The maximum Residual Flow Problem with Arc Destruction is posed as follows. Given a directed network G, find a maximum flow such that when k arcs are deleted from G the value of a maximum flow in the residual network is maximum. It is proved that the problem is polynomial time solvable for k = 1 whereas it shown to be NP-hard for k = 2. The Adaptative Maximum Flow Problem was first adressed as an alternative to the robust maximum flow problem. In this model, the flow can be adjusted after the arc failures occurred. In this presentation, we are concerned with the Adaptative Maximum Residual Flow Problem, that is the maximum Residual Flow Problem with Arc Destruction when the flow can be reoriented. We focus on three variants of the problem : the original problem in which the attacker may destroy a given number k of arcs ; a variant where some of the arcs cannot be destroyed ; and a last variant where each destruction is associated to a given cost and where the attacker has a given destruction budget. For each of the three problems, we focus on complexity results. Those results depend on the maximum number of destructible arcs that can be found on a single path from the source to the sink. It has been proven that all the three problems are NP-Complete when this parameter is greater or equal to 4. We complete the results when we restrict the problem to instances where this parameter equals 2 or 3.

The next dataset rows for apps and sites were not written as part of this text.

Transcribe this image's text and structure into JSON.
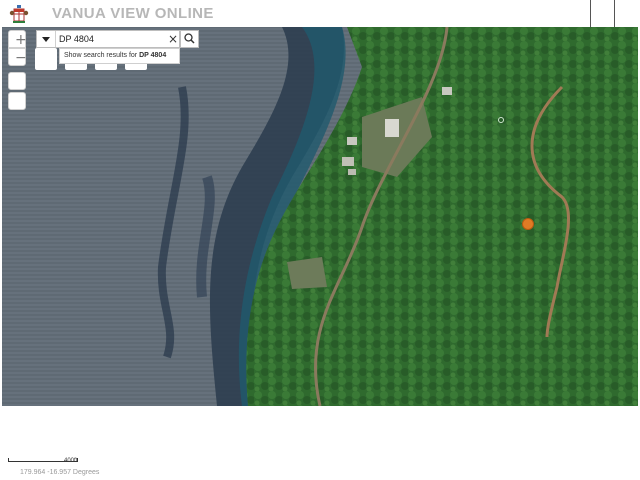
{
  "header": {
    "title": "VANUA VIEW ONLINE",
    "logo_icon": "coat-of-arms-icon"
  },
  "map": {
    "zoom_in_label": "+",
    "zoom_out_label": "−",
    "search": {
      "value": "DP 4804",
      "clear_label": "×",
      "toggle_icon": "caret-down-icon",
      "go_icon": "search-icon"
    },
    "suggestion": {
      "prefix": "Show search results for ",
      "term": "DP 4804"
    },
    "marker_color": "#e07b25"
  },
  "footer": {
    "scale_label": "400ft",
    "coordinates": "179.964 -16.957 Degrees"
  }
}
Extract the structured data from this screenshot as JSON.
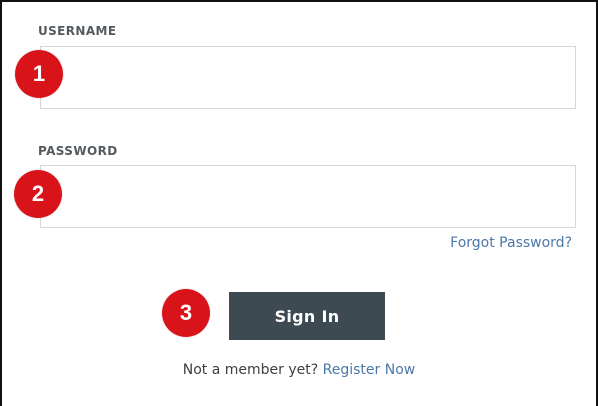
{
  "form": {
    "username": {
      "label": "USERNAME",
      "value": "",
      "placeholder": ""
    },
    "password": {
      "label": "PASSWORD",
      "value": "",
      "placeholder": ""
    },
    "forgot_password_link": "Forgot Password?",
    "sign_in_label": "Sign In",
    "register_prompt": "Not a member yet?",
    "register_link": "Register Now"
  },
  "annotations": {
    "badge_1": "1",
    "badge_2": "2",
    "badge_3": "3"
  },
  "colors": {
    "badge": "#d8141a",
    "button": "#3e4a52",
    "link": "#4b78a8",
    "label": "#555a5e",
    "field_border": "#d4d6d8"
  }
}
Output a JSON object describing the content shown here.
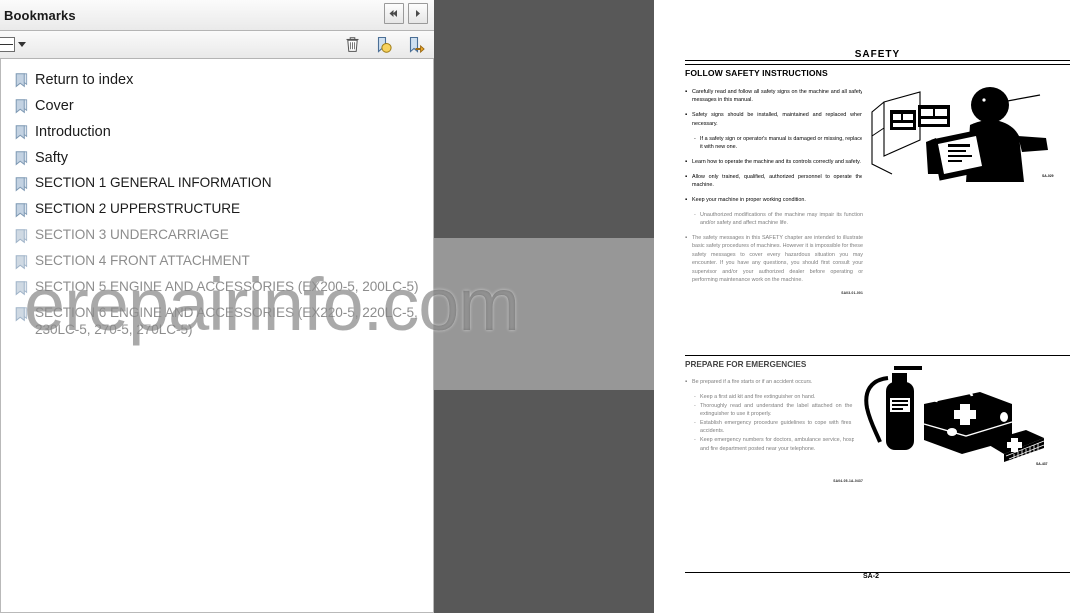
{
  "panel": {
    "title": "Bookmarks",
    "nav": {
      "prev_label": "◂◂",
      "next_label": "▸"
    },
    "toolbar": {
      "options_label": "Options",
      "delete_label": "Delete",
      "new_bookmark_label": "New Bookmark",
      "expand_label": "Expand Current Bookmark"
    },
    "bookmarks": [
      {
        "label": "Return to index",
        "dim": false,
        "wrap": false,
        "section": false
      },
      {
        "label": "Cover",
        "dim": false,
        "wrap": false,
        "section": false
      },
      {
        "label": "Introduction",
        "dim": false,
        "wrap": false,
        "section": false
      },
      {
        "label": "Safty",
        "dim": false,
        "wrap": false,
        "section": false
      },
      {
        "label": "SECTION 1 GENERAL INFORMATION",
        "dim": false,
        "wrap": false,
        "section": true
      },
      {
        "label": "SECTION 2 UPPERSTRUCTURE",
        "dim": false,
        "wrap": false,
        "section": true
      },
      {
        "label": "SECTION 3 UNDERCARRIAGE",
        "dim": true,
        "wrap": false,
        "section": true
      },
      {
        "label": "SECTION 4 FRONT ATTACHMENT",
        "dim": true,
        "wrap": false,
        "section": true
      },
      {
        "label": "SECTION 5 ENGINE AND ACCESSORIES (EX200-5, 200LC-5)",
        "dim": true,
        "wrap": false,
        "section": true
      },
      {
        "label": "SECTION 6 ENGINE AND ACCESSORIES (EX220-5, 220LC-5, 230LC-5, 270-5, 270LC-5)",
        "dim": true,
        "wrap": true,
        "section": true
      }
    ]
  },
  "watermark": {
    "text": "erepairinfo.com"
  },
  "document": {
    "running_head": "SAFETY",
    "page_number": "SA-2",
    "section1": {
      "heading": "FOLLOW SAFETY INSTRUCTIONS",
      "bullets": [
        "Carefully read and follow all safety signs on the machine and all safety messages in this manual.",
        "Safety signs should be installed, maintained and replaced when necessary."
      ],
      "sub1": "If a safety sign or operator's manual is damaged or missing, replace it with new one.",
      "bullets2": [
        "Learn how to operate the machine and its controls correctly and safety.",
        "Allow only trained, qualified, authorized personnel to operate the machine.",
        "Keep your machine in proper working condition."
      ],
      "sub2": "Unauthorized modifications of the machine may impair its function and/or safety and affect machine life.",
      "bullet3": "The safety messages in this SAFETY chapter are intended to illustrate basic safety procedures of machines. However it is impossible for these safety messages to cover every hazardous situation you may encounter. If you have any questions, you should first consult your supervisor and/or your authorized dealer before operating or performing maintenance work on the machine.",
      "footnote": "SA03-01-001",
      "figure_code": "SA-029",
      "figure_name": "operator-reading-manual-illustration"
    },
    "section2": {
      "heading": "PREPARE FOR EMERGENCIES",
      "bullet": "Be prepared if a fire starts or if an accident occurs.",
      "subs": [
        "Keep a first aid kit and fire extinguisher on hand.",
        "Thoroughly read and understand the label attached on the fire extinguisher to use it properly.",
        "Establish emergency procedure guidelines to cope with fires and accidents.",
        "Keep emergency numbers for doctors, ambulance service, hospital, and fire department posted near your telephone."
      ],
      "footnote": "SA04-05-1A-0437",
      "figure_code": "SA-437",
      "figure_name": "fire-extinguisher-first-aid-kit-illustration"
    }
  },
  "colors": {
    "viewer_background": "#585858",
    "panel_background": "#f2f2f2",
    "page_background": "#ffffff",
    "bookmark_icon": "#8fa8c0",
    "dim_text": "#8d8d8d"
  }
}
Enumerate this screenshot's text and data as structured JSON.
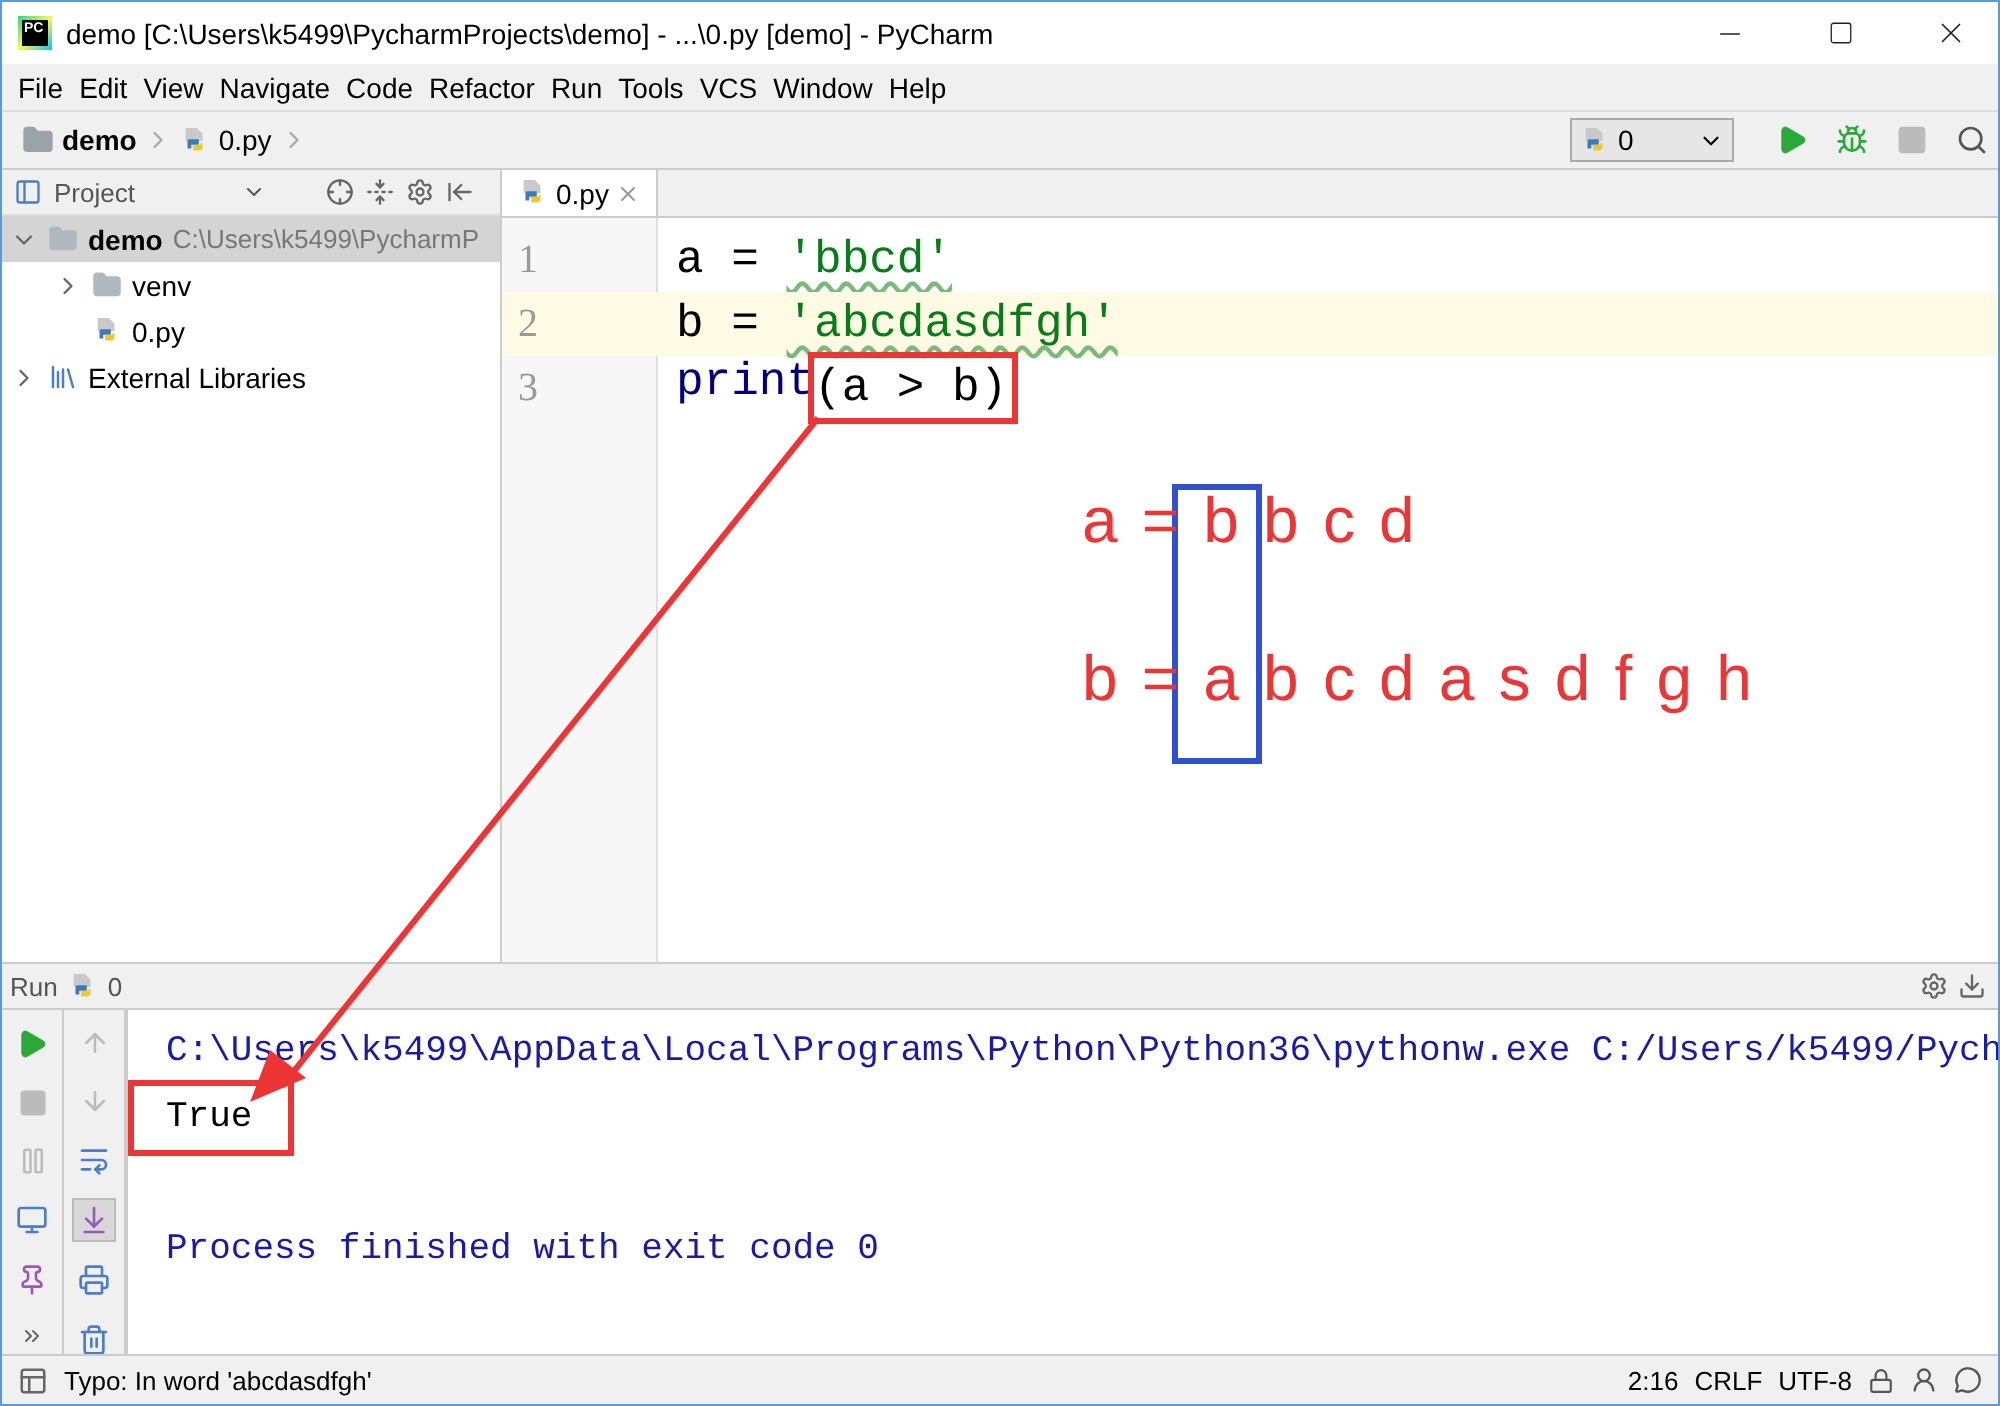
{
  "window": {
    "logo_text": "PC",
    "title": "demo [C:\\Users\\k5499\\PycharmProjects\\demo] - ...\\0.py [demo] - PyCharm"
  },
  "menu": [
    "File",
    "Edit",
    "View",
    "Navigate",
    "Code",
    "Refactor",
    "Run",
    "Tools",
    "VCS",
    "Window",
    "Help"
  ],
  "breadcrumb": [
    {
      "kind": "folder",
      "label": "demo"
    },
    {
      "kind": "file",
      "label": "0.py"
    }
  ],
  "run_config": {
    "label": "0"
  },
  "project_panel": {
    "title": "Project",
    "tree": [
      {
        "kind": "folder",
        "label": "demo",
        "path": "C:\\Users\\k5499\\PycharmP",
        "selected": true,
        "expanded": true,
        "children": [
          {
            "kind": "folder",
            "label": "venv",
            "selected": false,
            "expanded": false
          },
          {
            "kind": "file",
            "label": "0.py",
            "selected": false
          }
        ]
      },
      {
        "kind": "library",
        "label": "External Libraries",
        "selected": false,
        "expanded": false
      }
    ]
  },
  "editor": {
    "tabs": [
      {
        "label": "0.py",
        "selected": true
      }
    ],
    "lines": [
      {
        "number": "1",
        "current": false,
        "tokens": [
          {
            "kind": "plain",
            "text": "a = "
          },
          {
            "kind": "string",
            "text": "'bbcd'",
            "typo": true
          }
        ]
      },
      {
        "number": "2",
        "current": true,
        "tokens": [
          {
            "kind": "plain",
            "text": "b = "
          },
          {
            "kind": "string",
            "text": "'abcdasdfgh'",
            "typo": true
          }
        ]
      },
      {
        "number": "3",
        "current": false,
        "tokens": [
          {
            "kind": "builtin",
            "text": "print"
          },
          {
            "kind": "plain",
            "text": "(a > b)",
            "boxed": true
          }
        ]
      }
    ]
  },
  "annotation": {
    "notes": [
      "a = b b c d",
      "b = a b c d a s d f g h"
    ]
  },
  "run_panel": {
    "title": "Run",
    "config": "0",
    "output": [
      {
        "kind": "command",
        "text": "C:\\Users\\k5499\\AppData\\Local\\Programs\\Python\\Python36\\pythonw.exe C:/Users/k5499/Pych"
      },
      {
        "kind": "result",
        "text": "True",
        "boxed": true
      },
      {
        "kind": "info",
        "text": "Process finished with exit code 0"
      }
    ]
  },
  "status_bar": {
    "message": "Typo: In word 'abcdasdfgh'",
    "position": "2:16",
    "line_separator": "CRLF",
    "encoding": "UTF-8"
  }
}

16h30-17h00 Paul Beaujean (LAMSADE - Université Paris-Dauphine & Orange Labs) Fighting epidemics in networks with the maximum spectral subgraph - Joint work with Cristina Bazgan and Eric Gourdin

Recent developments in mathematical epidemiology have identified a relationship between the time to extinction of an epidemic spreading over a network and the spectral radius of the underlying graph i.e. the largest eigenvalue of its adjacency matrix.
At the same time, new generation networking technologies such as NFV (network function virtualization) and SDN (software-defined networking) have enabled real-time reconfiguration of network topology.
In this context, we introduce the maximum spectral subgraph problem: given an undirected graph and a threshold value, the task is to find a partial subgraph with the maximum number of edges such that its spectral radius is bounded above by the threshold. Solving this problem would prescribe an inexpensive network topology reconfiguration which guarantees that a malware epidemic would disappear in a short amount of time.
Unfortunately, the maximum spectral subgraph problem is NP-hard which motivates us to study whether it can be approximated in polynomial time.
In this talk, we will present a simple randomized (log^2 n)-approximation algorithm based on the relaxation and rounding framework and give experimental evidence that it is competitive with heuristics and algorithms for related variants of the problem.
The analysis of the approximation algorithm is based on the paper:
C. Bazgan, P. Beaujean, and E. Gourdin, Relaxation and matrix randomized rounding for the maximum spectral subgraph problem, COCOA 2018